Submitted to: Journal of Chemical Ecology
Publication Type: Peer Reviewed Journal
Publication Acceptance Date: 3/1/2006
Publication Date: 3/30/2006
Citation: Mao, W., Berhow, M.A., Zangerl, A.R., Mcgovern, J., Berenbaum, M.R. 2006. Cytochrome p450-mediated metabolism of xanthotoxin by Papilio multicaudatus. Journal of Chemical Ecology. 32:523-536.

Interpretive Summary: A few insect species are able to feed on plant species that produce poisons that are toxic to most living things. The wild parsley plant produces a series of toxic compounds known as the furanocoumarins that can disrupt living cells. The Eastern Tiger Swallowtail butterfly larvae can consume leaf material containing up to 0.3% furanocoumarin with no detectable negative effects. Examination of the guts of these insect larvae after feeding show that they are able to metabolize the furanocourmarins into nontoxic products. These products have been identified in this paper and have been shown to occur in one other butterfly species. This is a step towards a better understanding of how certain insect species are able to detoxify plant toxins through enzymatic oxidation.

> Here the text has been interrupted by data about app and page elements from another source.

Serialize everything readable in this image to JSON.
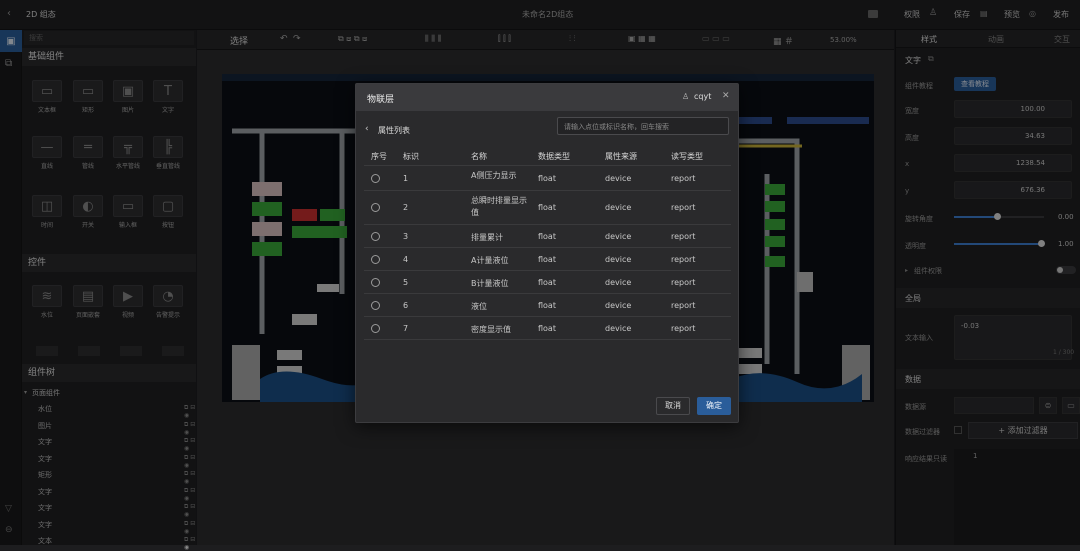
{
  "topbar": {
    "back_icon": "chevron-left-icon",
    "app_title": "2D 组态",
    "doc_title": "未命名2D组态",
    "permission": "权限",
    "save": "保存",
    "preview": "预览",
    "publish": "发布"
  },
  "left": {
    "search_placeholder": "搜索",
    "basic_section": "基础组件",
    "basic": [
      {
        "label": "文本框",
        "icon": "▭"
      },
      {
        "label": "矩形",
        "icon": "▭"
      },
      {
        "label": "图片",
        "icon": "▣"
      },
      {
        "label": "文字",
        "icon": "T"
      },
      {
        "label": "直线",
        "icon": "—"
      },
      {
        "label": "管线",
        "icon": "═"
      },
      {
        "label": "水平管线",
        "icon": "╦"
      },
      {
        "label": "垂直管线",
        "icon": "╠"
      },
      {
        "label": "时间",
        "icon": "◫"
      },
      {
        "label": "开关",
        "icon": "◐"
      },
      {
        "label": "输入框",
        "icon": "▭"
      },
      {
        "label": "按钮",
        "icon": "▢"
      }
    ],
    "control_section": "控件",
    "controls": [
      {
        "label": "水位",
        "icon": "≋"
      },
      {
        "label": "页面嵌套",
        "icon": "▤"
      },
      {
        "label": "视频",
        "icon": "▶"
      },
      {
        "label": "告警提示",
        "icon": "◔"
      }
    ],
    "tree_section": "组件树",
    "tree_root": "页面组件",
    "tree_items": [
      "水位",
      "图片",
      "文字",
      "文字",
      "矩形",
      "文字",
      "文字",
      "文字",
      "文本"
    ]
  },
  "toolbar": {
    "select": "选择",
    "zoom": "53.00%"
  },
  "right": {
    "tabs": [
      "样式",
      "动画",
      "交互"
    ],
    "section_text": "文字",
    "tutorial_label": "组件教程",
    "tutorial_btn": "查看教程",
    "width_label": "宽度",
    "width": "100.00",
    "height_label": "高度",
    "height": "34.63",
    "x_label": "x",
    "x": "1238.54",
    "y_label": "y",
    "y": "676.36",
    "rotate_label": "旋转角度",
    "rotate": "0.00",
    "opacity_label": "透明度",
    "opacity": "1.00",
    "perm_label": "组件权限",
    "global_section": "全局",
    "text_input_label": "文本输入",
    "text_input": "-0.03",
    "text_count": "1 / 300",
    "data_section": "数据",
    "datasource_label": "数据源",
    "filter_label": "数据过滤器",
    "add_filter": "+ 添加过滤器",
    "response_label": "响应结果只读",
    "response_line": "1"
  },
  "modal": {
    "title": "物联层",
    "user": "cqyt",
    "list_title": "属性列表",
    "search_placeholder": "请输入点位或标识名称，回车搜索",
    "columns": [
      "序号",
      "标识",
      "名称",
      "数据类型",
      "属性来源",
      "读写类型"
    ],
    "rows": [
      {
        "index": "1",
        "name": "A侧压力显示",
        "type": "float",
        "source": "device",
        "rw": "report"
      },
      {
        "index": "2",
        "name": "总瞬时排量显示值",
        "type": "float",
        "source": "device",
        "rw": "report"
      },
      {
        "index": "3",
        "name": "排量累计",
        "type": "float",
        "source": "device",
        "rw": "report"
      },
      {
        "index": "4",
        "name": "A计量液位",
        "type": "float",
        "source": "device",
        "rw": "report"
      },
      {
        "index": "5",
        "name": "B计量液位",
        "type": "float",
        "source": "device",
        "rw": "report"
      },
      {
        "index": "6",
        "name": "液位",
        "type": "float",
        "source": "device",
        "rw": "report"
      },
      {
        "index": "7",
        "name": "密度显示值",
        "type": "float",
        "source": "device",
        "rw": "report"
      }
    ],
    "cancel": "取消",
    "confirm": "确定"
  }
}
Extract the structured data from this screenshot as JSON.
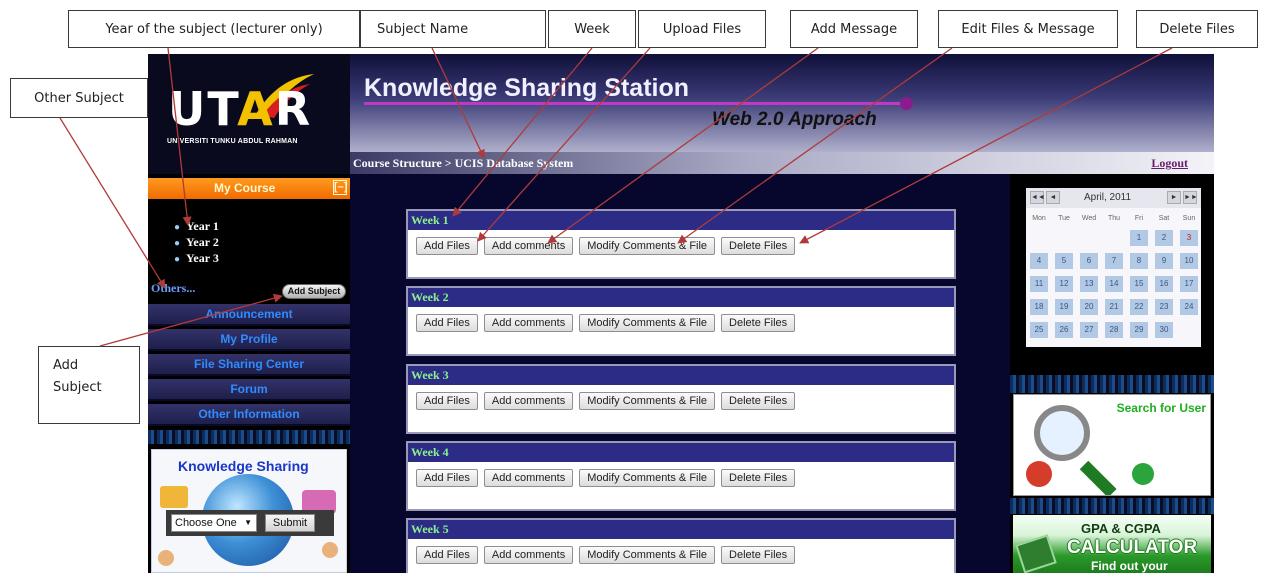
{
  "callouts": {
    "year": "Year of the subject (lecturer only)",
    "subject_name": "Subject Name",
    "week": "Week",
    "upload": "Upload Files",
    "add_message": "Add Message",
    "edit": "Edit Files & Message",
    "delete": "Delete Files",
    "other_subject": "Other Subject",
    "add_subject_line1": "Add",
    "add_subject_line2": "Subject"
  },
  "header": {
    "logo_letters_1": "UT",
    "logo_letters_2": "A",
    "logo_letters_3": "R",
    "logo_subtitle": "UNIVERSITI TUNKU ABDUL RAHMAN",
    "title": "Knowledge Sharing Station",
    "subtitle": "Web 2.0 Approach"
  },
  "breadcrumb": "Course Structure > UCIS Database System",
  "logout": "Logout",
  "sidebar": {
    "my_course": "My Course",
    "collapse": "[–]",
    "years": [
      "Year 1",
      "Year 2",
      "Year 3"
    ],
    "others": "Others...",
    "add_subject": "Add Subject",
    "nav": [
      "Announcement",
      "My Profile",
      "File Sharing Center",
      "Forum",
      "Other Information"
    ],
    "knowledge_sharing": {
      "title": "Knowledge Sharing",
      "select": "Choose One",
      "submit": "Submit"
    }
  },
  "weeks": [
    {
      "label": "Week 1"
    },
    {
      "label": "Week 2"
    },
    {
      "label": "Week 3"
    },
    {
      "label": "Week 4"
    },
    {
      "label": "Week 5"
    }
  ],
  "week_buttons": {
    "add_files": "Add Files",
    "add_comments": "Add comments",
    "modify": "Modify Comments & File",
    "delete": "Delete Files"
  },
  "calendar": {
    "month": "April, 2011",
    "nav": [
      "◄◄",
      "◄",
      "►",
      "►►"
    ],
    "day_names": [
      "Mon",
      "Tue",
      "Wed",
      "Thu",
      "Fri",
      "Sat",
      "Sun"
    ],
    "weeks": [
      [
        "",
        "",
        "",
        "",
        "1",
        "2",
        "3"
      ],
      [
        "4",
        "5",
        "6",
        "7",
        "8",
        "9",
        "10"
      ],
      [
        "11",
        "12",
        "13",
        "14",
        "15",
        "16",
        "17"
      ],
      [
        "18",
        "19",
        "20",
        "21",
        "22",
        "23",
        "24"
      ],
      [
        "25",
        "26",
        "27",
        "28",
        "29",
        "30",
        ""
      ]
    ],
    "highlighted_day": "3"
  },
  "widgets": {
    "search_user": "Search for User",
    "gpa_title": "GPA & CGPA",
    "gpa_calc": "CALCULATOR",
    "gpa_find": "Find out your"
  },
  "colors": {
    "arrow": "#b03a3a",
    "week_header": "#2c2c86",
    "week_text": "#8cf08c",
    "nav_text": "#2f8cff",
    "my_course": "#f06a00"
  }
}
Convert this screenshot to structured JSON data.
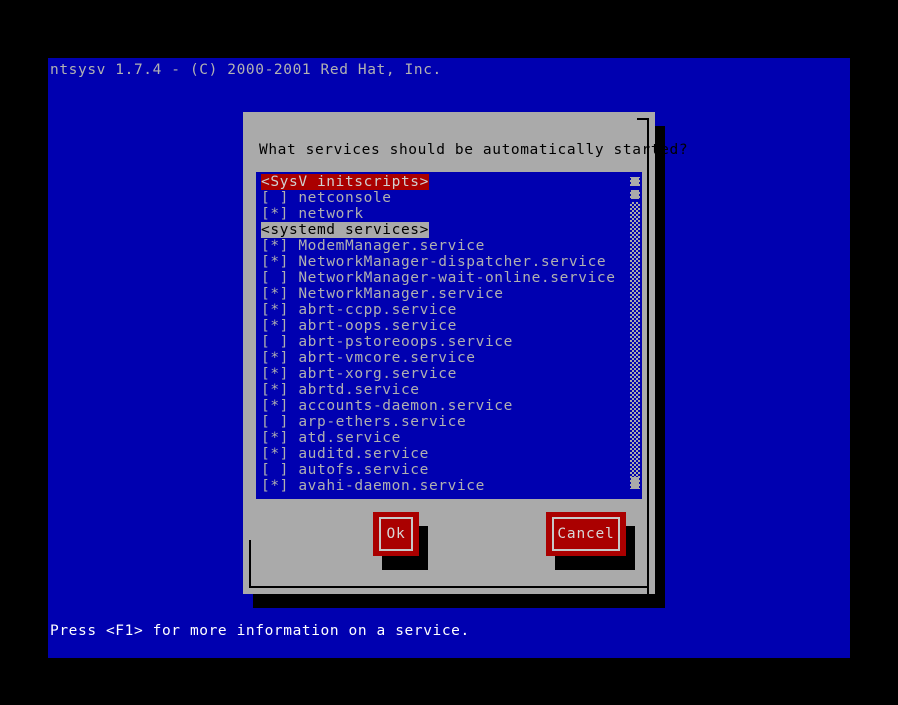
{
  "terminal": {
    "header": "ntsysv 1.7.4 - (C) 2000-2001 Red Hat, Inc.",
    "status": "Press <F1> for more information on a service.",
    "background_color": "#0000b0",
    "text_color": "#b0b0b0"
  },
  "dialog": {
    "prompt": "What services should be automatically started?",
    "background_color": "#aaaaaa",
    "accent_color": "#aa0000"
  },
  "list": {
    "items": [
      {
        "type": "section",
        "checkbox": "",
        "label": "<SysV initscripts>",
        "selected": true
      },
      {
        "type": "item",
        "checkbox": "[ ]",
        "label": "netconsole",
        "selected": false
      },
      {
        "type": "item",
        "checkbox": "[*]",
        "label": "network",
        "selected": false
      },
      {
        "type": "section",
        "checkbox": "",
        "label": "<systemd services>",
        "selected": false
      },
      {
        "type": "item",
        "checkbox": "[*]",
        "label": "ModemManager.service",
        "selected": false
      },
      {
        "type": "item",
        "checkbox": "[*]",
        "label": "NetworkManager-dispatcher.service",
        "selected": false
      },
      {
        "type": "item",
        "checkbox": "[ ]",
        "label": "NetworkManager-wait-online.service",
        "selected": false
      },
      {
        "type": "item",
        "checkbox": "[*]",
        "label": "NetworkManager.service",
        "selected": false
      },
      {
        "type": "item",
        "checkbox": "[*]",
        "label": "abrt-ccpp.service",
        "selected": false
      },
      {
        "type": "item",
        "checkbox": "[*]",
        "label": "abrt-oops.service",
        "selected": false
      },
      {
        "type": "item",
        "checkbox": "[ ]",
        "label": "abrt-pstoreoops.service",
        "selected": false
      },
      {
        "type": "item",
        "checkbox": "[*]",
        "label": "abrt-vmcore.service",
        "selected": false
      },
      {
        "type": "item",
        "checkbox": "[*]",
        "label": "abrt-xorg.service",
        "selected": false
      },
      {
        "type": "item",
        "checkbox": "[*]",
        "label": "abrtd.service",
        "selected": false
      },
      {
        "type": "item",
        "checkbox": "[*]",
        "label": "accounts-daemon.service",
        "selected": false
      },
      {
        "type": "item",
        "checkbox": "[ ]",
        "label": "arp-ethers.service",
        "selected": false
      },
      {
        "type": "item",
        "checkbox": "[*]",
        "label": "atd.service",
        "selected": false
      },
      {
        "type": "item",
        "checkbox": "[*]",
        "label": "auditd.service",
        "selected": false
      },
      {
        "type": "item",
        "checkbox": "[ ]",
        "label": "autofs.service",
        "selected": false
      },
      {
        "type": "item",
        "checkbox": "[*]",
        "label": "avahi-daemon.service",
        "selected": false
      }
    ]
  },
  "scrollbar": {
    "orientation": "vertical",
    "position": "top"
  },
  "buttons": {
    "ok": "Ok",
    "cancel": "Cancel"
  }
}
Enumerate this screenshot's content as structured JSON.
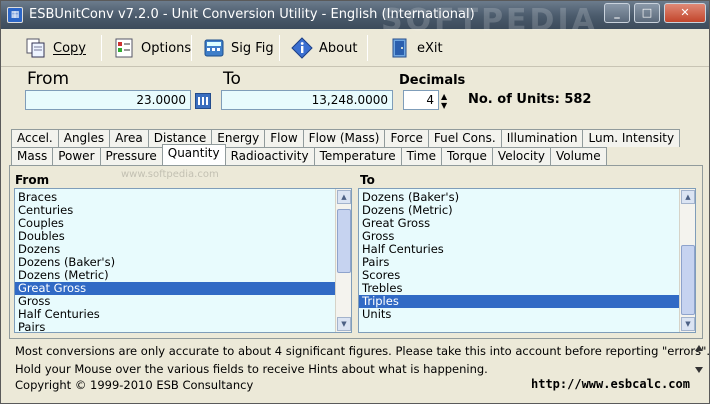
{
  "window": {
    "title": "ESBUnitConv v7.2.0 - Unit Conversion Utility - English (International)",
    "watermark": "SOFTPEDIA",
    "small_watermark": "www.softpedia.com",
    "min_label": "_",
    "max_label": "□",
    "close_label": "✕"
  },
  "toolbar": {
    "copy_label": "Copy",
    "options_label": "Options",
    "sigfig_label": "Sig Fig",
    "about_label": "About",
    "exit_label": "eXit"
  },
  "conversion": {
    "from_label": "From",
    "to_label": "To",
    "from_value": "23.0000",
    "to_value": "13,248.0000",
    "decimals_label": "Decimals",
    "decimals_value": "4",
    "units_count": "No. of Units: 582"
  },
  "tabs": {
    "row1": [
      "Accel.",
      "Angles",
      "Area",
      "Distance",
      "Energy",
      "Flow",
      "Flow (Mass)",
      "Force",
      "Fuel Cons.",
      "Illumination",
      "Lum. Intensity"
    ],
    "row2": [
      "Mass",
      "Power",
      "Pressure",
      "Quantity",
      "Radioactivity",
      "Temperature",
      "Time",
      "Torque",
      "Velocity",
      "Volume"
    ],
    "active": "Quantity"
  },
  "from_list": {
    "title": "From",
    "items": [
      "Braces",
      "Centuries",
      "Couples",
      "Doubles",
      "Dozens",
      "Dozens (Baker's)",
      "Dozens (Metric)",
      "Great Gross",
      "Gross",
      "Half Centuries",
      "Pairs"
    ],
    "selected": "Great Gross"
  },
  "to_list": {
    "title": "To",
    "items": [
      "Dozens (Baker's)",
      "Dozens (Metric)",
      "Great Gross",
      "Gross",
      "Half Centuries",
      "Pairs",
      "Scores",
      "Trebles",
      "Triples",
      "Units"
    ],
    "selected": "Triples"
  },
  "footer": {
    "hint1": "Most conversions are only accurate to about 4 significant figures. Please take this into account before reporting \"errors\".",
    "hint2": "Hold your Mouse over the various fields to receive Hints about what is happening.",
    "copyright": "Copyright © 1999-2010 ESB Consultancy",
    "website": "http://www.esbcalc.com"
  },
  "colors": {
    "field_bg": "#e8fbfd",
    "selection": "#316ac5",
    "window_bg": "#ECE9D8"
  }
}
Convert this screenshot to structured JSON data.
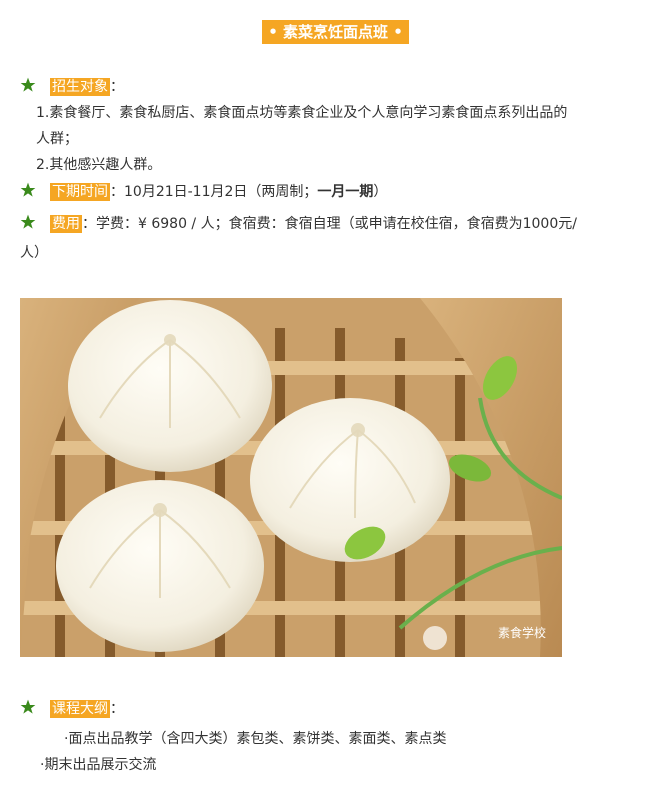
{
  "title": "• 素菜烹饪面点班 •",
  "enrollment": {
    "label": "招生对象",
    "colon": "：",
    "items": [
      "1.素食餐厅、素食私厨店、素食面点坊等素食企业及个人意向学习素食面点系列出品的",
      "人群；",
      "2.其他感兴趣人群。"
    ]
  },
  "schedule": {
    "label": "下期时间",
    "colon": "：",
    "text": "10月21日-11月2日（两周制；",
    "bold": "一月一期",
    "close": "）"
  },
  "fee": {
    "label": "费用",
    "colon": "：",
    "text": "学费：¥ 6980 / 人；食宿费：食宿自理（或申请在校住宿，食宿费为1000元/",
    "cont": "人）"
  },
  "image": {
    "alt": "素食包子蒸笼",
    "watermark": "素食学校"
  },
  "syllabus": {
    "label": "课程大纲",
    "colon": "：",
    "items": [
      "·面点出品教学（含四大类）素包类、素饼类、素面类、素点类",
      "·期末出品展示交流"
    ]
  },
  "colors": {
    "accent": "#f5a623",
    "star": "#3a8a1c"
  }
}
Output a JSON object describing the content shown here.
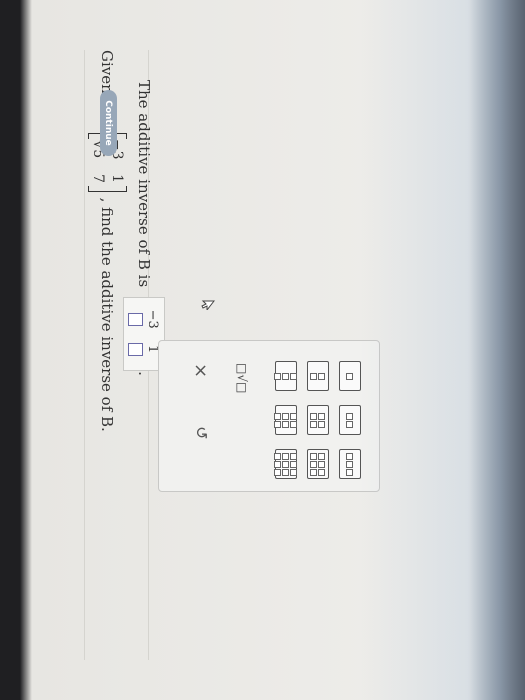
{
  "problem": {
    "prefix": "Given B =",
    "matrix": [
      [
        "−3",
        "1"
      ],
      [
        "√5",
        "7"
      ]
    ],
    "suffix": ", find the additive inverse of B."
  },
  "answer": {
    "prefix": "The additive inverse of B is",
    "matrix_top": [
      "−3",
      "1"
    ],
    "suffix": "."
  },
  "palette": {
    "sqrt_label": "□√□",
    "clear_label": "×",
    "undo_label": "↺"
  },
  "continue_label": "Continue"
}
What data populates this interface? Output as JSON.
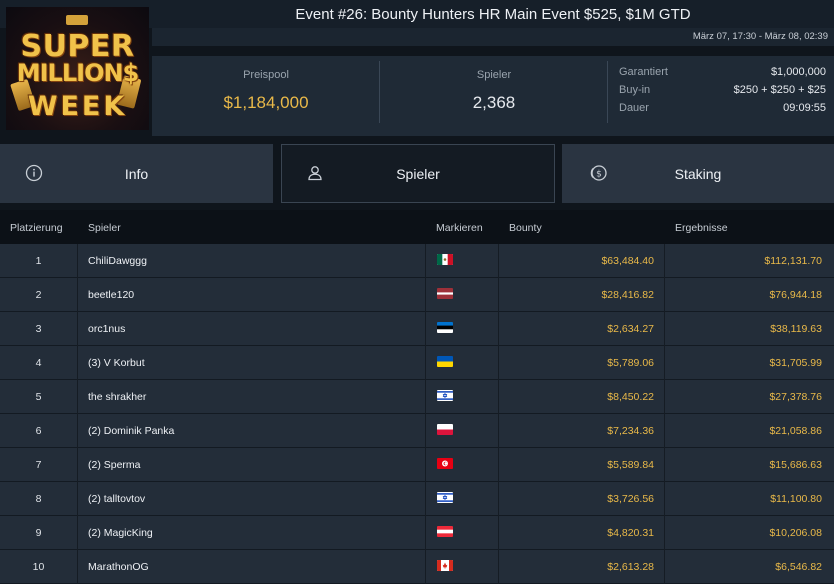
{
  "header": {
    "title": "Event #26: Bounty Hunters HR Main Event $525, $1M GTD",
    "dates": "März 07, 17:30 - März 08, 02:39"
  },
  "logo": {
    "line1": "SUPER",
    "line2": "MILLION$",
    "line3": "WEEK"
  },
  "stats": {
    "prizepool_label": "Preispool",
    "prizepool_value": "$1,184,000",
    "players_label": "Spieler",
    "players_value": "2,368",
    "guaranteed_label": "Garantiert",
    "guaranteed_value": "$1,000,000",
    "buyin_label": "Buy-in",
    "buyin_value": "$250 + $250 + $25",
    "duration_label": "Dauer",
    "duration_value": "09:09:55"
  },
  "tabs": [
    {
      "label": "Info",
      "icon": "info-circle-icon",
      "active": false
    },
    {
      "label": "Spieler",
      "icon": "user-icon",
      "active": true
    },
    {
      "label": "Staking",
      "icon": "dollar-coins-icon",
      "active": false
    }
  ],
  "table": {
    "columns": [
      "Platzierung",
      "Spieler",
      "Markieren",
      "Bounty",
      "Ergebnisse"
    ],
    "rows": [
      {
        "rank": "1",
        "name": "ChiliDawggg",
        "flag": "mexico",
        "bounty": "$63,484.40",
        "result": "$112,131.70"
      },
      {
        "rank": "2",
        "name": "beetle120",
        "flag": "latvia",
        "bounty": "$28,416.82",
        "result": "$76,944.18"
      },
      {
        "rank": "3",
        "name": "orc1nus",
        "flag": "estonia",
        "bounty": "$2,634.27",
        "result": "$38,119.63"
      },
      {
        "rank": "4",
        "name": "(3) V Korbut",
        "flag": "ukraine",
        "bounty": "$5,789.06",
        "result": "$31,705.99"
      },
      {
        "rank": "5",
        "name": "the shrakher",
        "flag": "israel",
        "bounty": "$8,450.22",
        "result": "$27,378.76"
      },
      {
        "rank": "6",
        "name": "(2) Dominik Panka",
        "flag": "poland",
        "bounty": "$7,234.36",
        "result": "$21,058.86"
      },
      {
        "rank": "7",
        "name": "(2) Sperma",
        "flag": "tunisia",
        "bounty": "$5,589.84",
        "result": "$15,686.63"
      },
      {
        "rank": "8",
        "name": "(2) talltovtov",
        "flag": "israel",
        "bounty": "$3,726.56",
        "result": "$11,100.80"
      },
      {
        "rank": "9",
        "name": "(2) MagicKing",
        "flag": "austria",
        "bounty": "$4,820.31",
        "result": "$10,206.08"
      },
      {
        "rank": "10",
        "name": "MarathonOG",
        "flag": "canada",
        "bounty": "$2,613.28",
        "result": "$6,546.82"
      }
    ]
  },
  "colors": {
    "gold": "#e9b949",
    "row_bg": "#232d39",
    "tab_bg": "#2a3441",
    "page_bg": "#0f151c"
  }
}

Technical Abstract: Within the genus Papilio, the P. glaucus group contains the most polyphagous species within the entire family Papilionidae. The majority of species in the genus are associated with hostplants in the families Rutaceae and Apiaceae and characterizing most of these species are secondary metabolites called furanocoumarins. Recent phylogenetic studies suggest that furanocoumarin metabolism is an ancestral trait, with the glaucus group derived from ancestors associated with furanocoumarin-containing Rutaceae. In this study, we examined this relationship by conducting a gravimetric analysis of growth using various concentrations of the furanocoumarin xanthotoxin. Papilio multicaudatus, the putative ancestor of the glaucus group, includes at least one furanocoumarin-containing rutaceous species among its hostplants; this species can consume leaf tissue containing up to 0.3% xanthotoxin with no detectable effect on relative growth rate, relative consumption rate, or efficiency of conversion of ingested food. As is the case for other Papilio species, xanthotoxin metabolism is mediated by cytochrome P450 monooxygenases (P450s). Ingestion of xanthotoxin by ultimate instar P. multicaudatus increases activity up to 30-fold in a dose-dependent fashion. Midguts of induced larvae can also effectively metabolize six other furanocoumarins, including both linear (bergapten, isopimpinellin, imperatorin) and angular (angelicin, sphondin) forms. A metabolite of xanthotoxin in the frass from xanthotoxin-treated larvae, identified as 6-(7-hydroxy-8-methoxycoumaryl)-acetic acid (HCA) by MS-MS and NMR analyses, is identical to one from the frass of P. polyxenes. The occurrence of this metabolite in two swallowtails and the presence of a second metabolite of xanthotoxin, 6-(7-hydroxy-8-methoxycoumaryl)-hydroxyethanol (HCHA), in the frass of both P. polyxenes and Depressaria pastinacella are consistent with the suggestion that lepidopterans share as the first step of xanthotoxin metabolism the P450-mediated epoxidation of the furan ring 2’-3’double bond.